Mentions: The whole study group consisted of 46 consecutively cholecystectomized children (median age 13.5 years; range 0.2–18.9; median ISO-BMI 21.5 kg/m2; range 14.4–31.0), of whom 31 were female (Table 1, Fig. 1). All the patients had symptoms related to gallstone disease.Table 1

Bottom Line: Surrogate markers of cholesterol synthesis in serum (squalene/cholesterol, cholestenol/cholesterol and lathosterol/cholesterol) were 26-52 % higher in both stone subclasses compared to controls (p < 0.05 for all).In black pigment stone group, stone cholestanol/cholesterol was associated with serum bile acids (r = 0.620, p = 0.018).Black pigment stone group was characterized by deteriorated cholesterol metabolism, and accumulation of cholestanol, campesterol and sitosterol in serum and stones suggesting their participation in pathogenesis.

View Article: PubMed Central - PubMed

Affiliation: Hospital for Children and Adolescents, University of Helsinki and Helsinki University Central Hospital, Helsinki, Finland. antti.koivusalo@hus.fi.

ABSTRACT

Background: Cholesterol metabolism may be involved in pediatric gallstone disease. We aimed to reveal cholesterol metabolites and phytosterols and their relation to stone composition of sterols in children having black pigment and cholesterol stones.

Methods: We performed retrospective controlled clinical study, in which we examined parameters of cholesterol metabolism and liver function values in serum (n = 28) and gallstones (n = 46) of consecutively cholecystectomized children. Serum values of age-, body mass index- and sex-matched children (n = 82) and adult gallstones (n = 187) served as controls.

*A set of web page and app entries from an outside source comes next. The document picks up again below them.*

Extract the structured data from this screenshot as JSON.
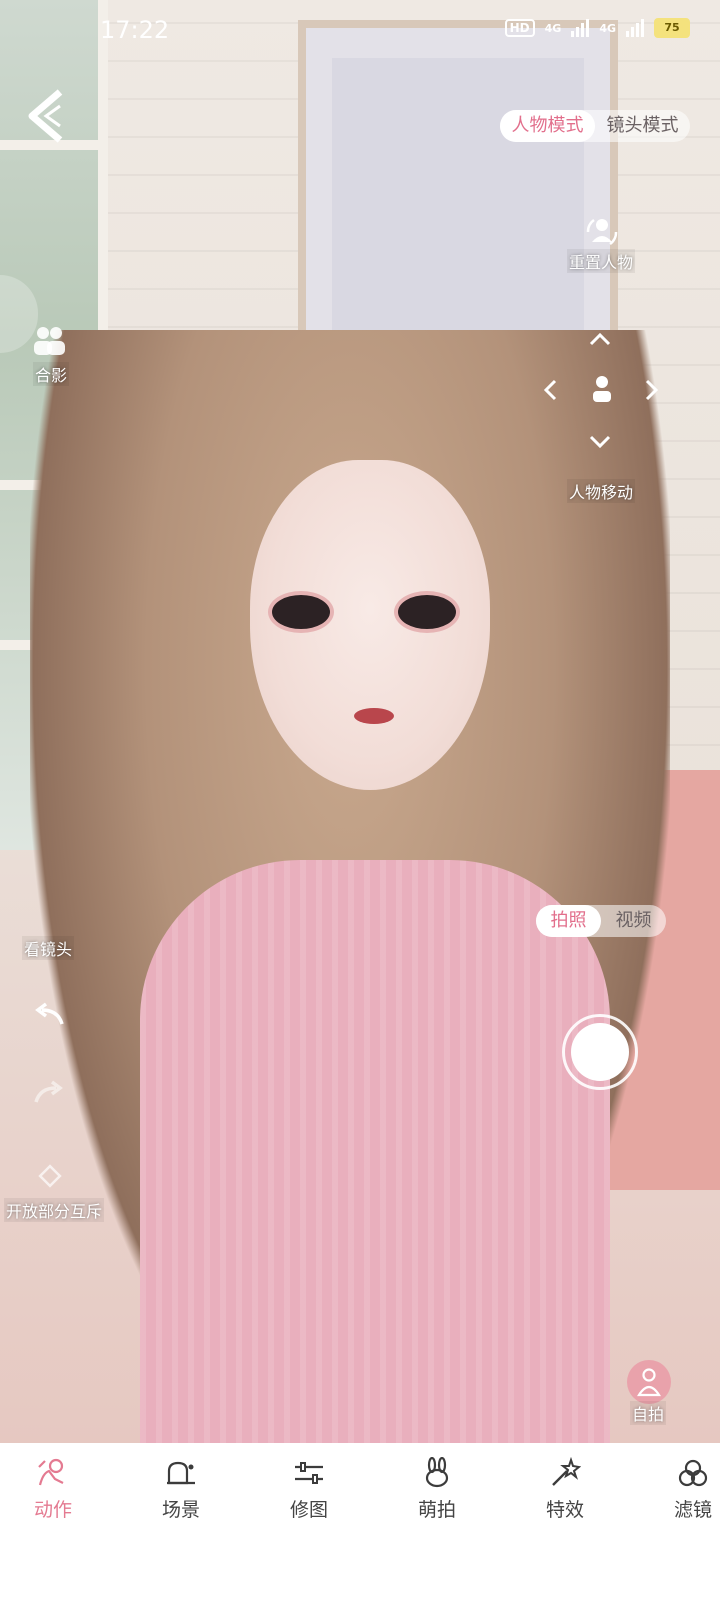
{
  "status_bar": {
    "time": "17:22",
    "hd": "HD",
    "signal_1": "4G",
    "signal_2": "4G",
    "battery": "75"
  },
  "mode_toggle": {
    "character_mode": "人物模式",
    "camera_mode": "镜头模式",
    "active": "character_mode"
  },
  "right_controls": {
    "reset_character": "重置人物",
    "move_character": "人物移动"
  },
  "left_controls": {
    "group_photo": "合影",
    "look_at_camera": "看镜头",
    "open_partial_exclusion": "开放部分互斥"
  },
  "capture_toggle": {
    "photo": "拍照",
    "video": "视频",
    "active": "photo"
  },
  "selfie_label": "自拍",
  "bottom_nav": [
    {
      "label": "动作",
      "icon": "pose-icon",
      "active": true
    },
    {
      "label": "场景",
      "icon": "scene-icon",
      "active": false
    },
    {
      "label": "修图",
      "icon": "adjust-icon",
      "active": false
    },
    {
      "label": "萌拍",
      "icon": "bunny-icon",
      "active": false
    },
    {
      "label": "特效",
      "icon": "magic-wand-icon",
      "active": false
    },
    {
      "label": "滤镜",
      "icon": "filter-icon",
      "active": false
    }
  ],
  "colors": {
    "accent": "#e47a91",
    "white": "#ffffff"
  }
}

Results: Surrogate markers of cholesterol synthesis in serum (squalene/cholesterol, cholestenol/cholesterol and lathosterol/cholesterol) were 26-52 % higher in both stone subclasses compared to controls (p < 0.05 for all). Respectively, cholestanol/cholesterol and plant sterols campesterol/cholesterol and sitosterol/cholesterol (cholesterol absorption markers) had decreasing order in serum: black pigment stone group > controls > cholesterol stone group (p < 0.05 for all). In black pigment stone group, stone cholestanol/cholesterol was associated with serum bile acids (r = 0.620, p = 0.018). In cholesterol stone group, surrogate markers of cholesterol synthesis in serum (e.g., lathosterol/cholesterol) inversely reflected those of absorption (r-range -0.633--0.706, p-range 0.036-0.015). In cholesterol stone group, serum and stone lathosterol/cholesterol and cholestanol/cholesterol were positively interrelated (r-range 0.727-0.847, p < 0.05 for both).

Conclusions: Gallstone subclasses shared enhanced cholesterol synthesis. Cholesterol stone children were low cholesterol absorbers with intact homeostasis of cholesterol metabolism. Black pigment stone group was characterized by deteriorated cholesterol metabolism, and accumulation of cholestanol, campesterol and sitosterol in serum and stones suggesting their participation in pathogenesis.

No MeSH data available.


Related in: MedlinePlus